***In the August 2013 issue of Lifestyle Magazine, there is an article about the historic Visalia Fox Theatre and how it has achieved iconic status for Visalia. It can be read online on page 20 at this website address:  

***Starting on September 14, 2013, Fresno State will host the "Valley Firsts" exhibit in their Henry Madden Library. Visalia and Tulare County are represented in this exhibit and will have historic items on display. It is a free exhibition. Will be very worthwhile I’m sure. For more information go to:

***The Green Acres Airport story in the last HH sparked a memory with Lynne Brumit. Her father was the acting postmaster at the one of the local airfields and she remembers every Sunday her family invited student pilots over for dinner. What a nice gesture for those a long way from home. Thanks Lynne for sharing that.

***Speaking of Kaspar Schlaich, the concrete man who laid sidewalk in Visalia and the man  I mentioned in the last HH, Norman Atkins tells us he once owned the Schlaich home and it still stands on Court near Beech Street. He believes it was built prior to 1906.

***Patricia Geiger asked about a photograph of the old Alpha Beta Supermarket at 2701 So. Mooney Blvd. If you have one, she'd sure like to see it. She said the building now has become a 99 cent store. Can anyone help?
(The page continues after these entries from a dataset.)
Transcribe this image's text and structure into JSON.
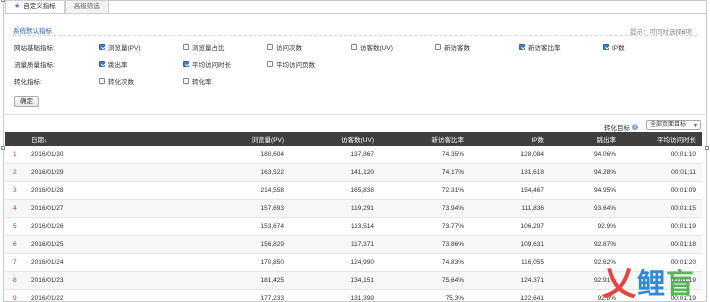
{
  "tabs": [
    {
      "label": "自定义指标",
      "icon": "star-icon",
      "active": true
    },
    {
      "label": "高级筛选",
      "active": false
    }
  ],
  "section": {
    "title": "系统默认指标",
    "hint_prefix": "提示：可同时选择",
    "hint_count": "6",
    "hint_suffix": "项"
  },
  "metric_rows": [
    {
      "label": "网站基础指标:",
      "options": [
        {
          "label": "浏览量(PV)",
          "checked": true
        },
        {
          "label": "浏览量占比",
          "checked": false
        },
        {
          "label": "访问次数",
          "checked": false
        },
        {
          "label": "访客数(UV)",
          "checked": false
        },
        {
          "label": "新访客数",
          "checked": false
        },
        {
          "label": "新访客比率",
          "checked": true
        },
        {
          "label": "IP数",
          "checked": true
        }
      ]
    },
    {
      "label": "流量质量指标:",
      "options": [
        {
          "label": "跳出率",
          "checked": true
        },
        {
          "label": "平均访问时长",
          "checked": true
        },
        {
          "label": "平均访问页数",
          "checked": false
        }
      ]
    },
    {
      "label": "转化指标:",
      "options": [
        {
          "label": "转化次数",
          "checked": false
        },
        {
          "label": "转化率",
          "checked": false
        }
      ]
    }
  ],
  "ok_button": "确定",
  "conversion": {
    "label": "转化目标",
    "selected": "全部页面目标"
  },
  "table": {
    "headers": [
      "",
      "日期↓",
      "浏览量(PV)",
      "访客数(UV)",
      "新访客比率",
      "IP数",
      "跳出率",
      "平均访问时长"
    ],
    "rows": [
      [
        "1",
        "2016/01/30",
        "180,604",
        "137,867",
        "74.35%",
        "128,084",
        "94.06%",
        "00:01:10"
      ],
      [
        "2",
        "2016/01/29",
        "163,522",
        "141,120",
        "74.17%",
        "131,618",
        "94.28%",
        "00:01:11"
      ],
      [
        "3",
        "2016/01/28",
        "214,558",
        "165,838",
        "72.31%",
        "154,467",
        "94.95%",
        "00:01:09"
      ],
      [
        "4",
        "2016/01/27",
        "157,693",
        "119,291",
        "73.94%",
        "111,836",
        "93.64%",
        "00:01:15"
      ],
      [
        "5",
        "2016/01/26",
        "153,674",
        "113,514",
        "73.77%",
        "106,297",
        "92.9%",
        "00:01:19"
      ],
      [
        "6",
        "2016/01/25",
        "156,829",
        "117,371",
        "73.86%",
        "109,631",
        "92.87%",
        "00:01:18"
      ],
      [
        "7",
        "2016/01/24",
        "170,850",
        "124,990",
        "74.83%",
        "116,055",
        "92.62%",
        "00:01:20"
      ],
      [
        "8",
        "2016/01/23",
        "181,425",
        "134,151",
        "75.64%",
        "124,371",
        "92.91%",
        "00:01:19"
      ],
      [
        "9",
        "2016/01/22",
        "177,233",
        "131,399",
        "75.3%",
        "122,641",
        "92.8%",
        "00:01:19"
      ]
    ]
  },
  "watermark": {
    "chars": [
      "乂",
      "鲤",
      "盲"
    ]
  }
}
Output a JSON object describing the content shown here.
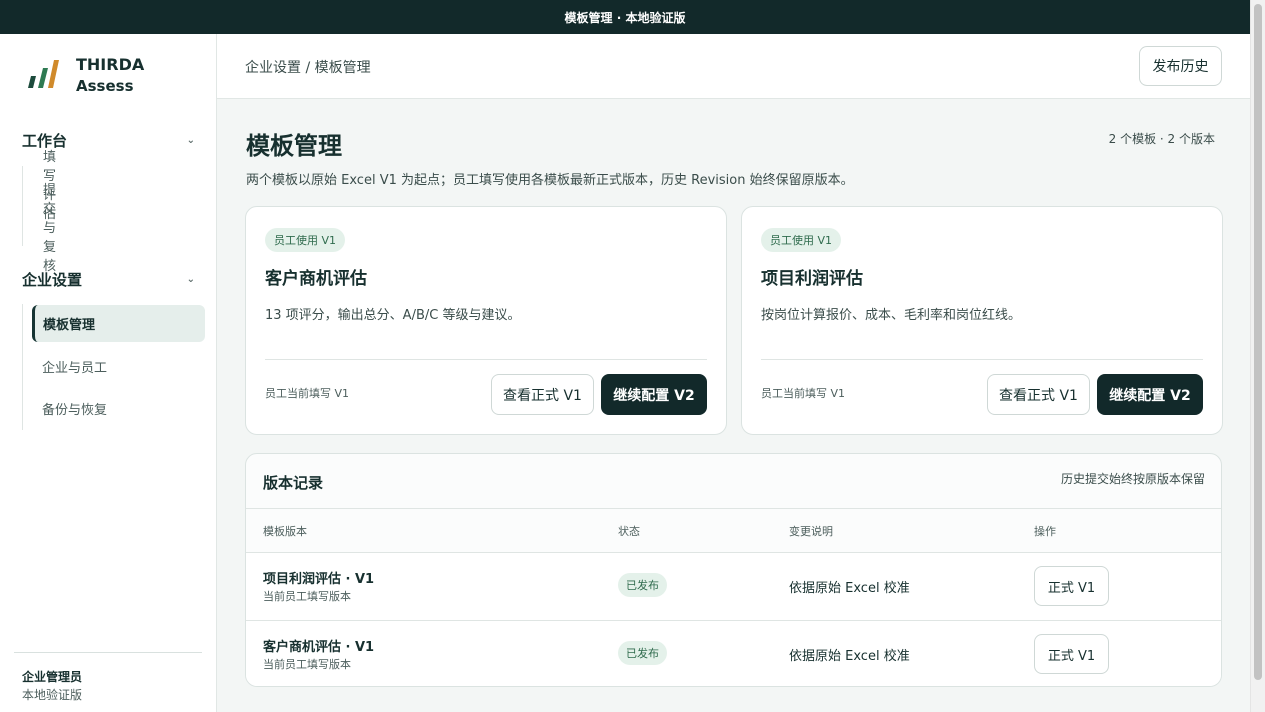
{
  "topbar": {
    "title": "模板管理 · 本地验证版"
  },
  "brand": {
    "line1": "THIRDA",
    "line2": "Assess",
    "colors": [
      "#1c4b3c",
      "#2e7a52",
      "#d08a2b"
    ]
  },
  "sidebar": {
    "sections": [
      {
        "label": "工作台",
        "icon": "chevron-down-icon",
        "items": [
          {
            "label": "填写评估"
          },
          {
            "label": "提交与复核"
          }
        ]
      },
      {
        "label": "企业设置",
        "icon": "chevron-down-icon",
        "items": [
          {
            "label": "模板管理",
            "active": true
          },
          {
            "label": "企业与员工"
          },
          {
            "label": "备份与恢复"
          }
        ]
      }
    ],
    "user": {
      "role": "企业管理员",
      "env": "本地验证版"
    }
  },
  "header": {
    "breadcrumb": "企业设置 / 模板管理",
    "history_button": "发布历史"
  },
  "page": {
    "title": "模板管理",
    "count": "2 个模板 · 2 个版本",
    "description": "两个模板以原始 Excel V1 为起点；员工填写使用各模板最新正式版本，历史 Revision 始终保留原版本。"
  },
  "cards": [
    {
      "badge": "员工使用 V1",
      "title": "客户商机评估",
      "description": "13 项评分，输出总分、A/B/C 等级与建议。",
      "footer": "员工当前填写 V1",
      "view_button": "查看正式 V1",
      "continue_button": "继续配置 V2"
    },
    {
      "badge": "员工使用 V1",
      "title": "项目利润评估",
      "description": "按岗位计算报价、成本、毛利率和岗位红线。",
      "footer": "员工当前填写 V1",
      "view_button": "查看正式 V1",
      "continue_button": "继续配置 V2"
    }
  ],
  "versions": {
    "title": "版本记录",
    "note": "历史提交始终按原版本保留",
    "headers": [
      "模板版本",
      "状态",
      "变更说明",
      "操作"
    ],
    "rows": [
      {
        "name": "项目利润评估 · V1",
        "sub": "当前员工填写版本",
        "status": "已发布",
        "change": "依据原始 Excel 校准",
        "action": "正式 V1"
      },
      {
        "name": "客户商机评估 · V1",
        "sub": "当前员工填写版本",
        "status": "已发布",
        "change": "依据原始 Excel 校准",
        "action": "正式 V1"
      }
    ]
  },
  "colors": {
    "dark": "#12292a",
    "badge_bg": "#e4f1ea",
    "badge_text": "#2f6b4d"
  }
}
Beginning today no more morphine will be provided by the jail officials for any of the inmates of the jail. The prisoners were notified of this yesterday.  Visalia Daily Times, August 22, 1893.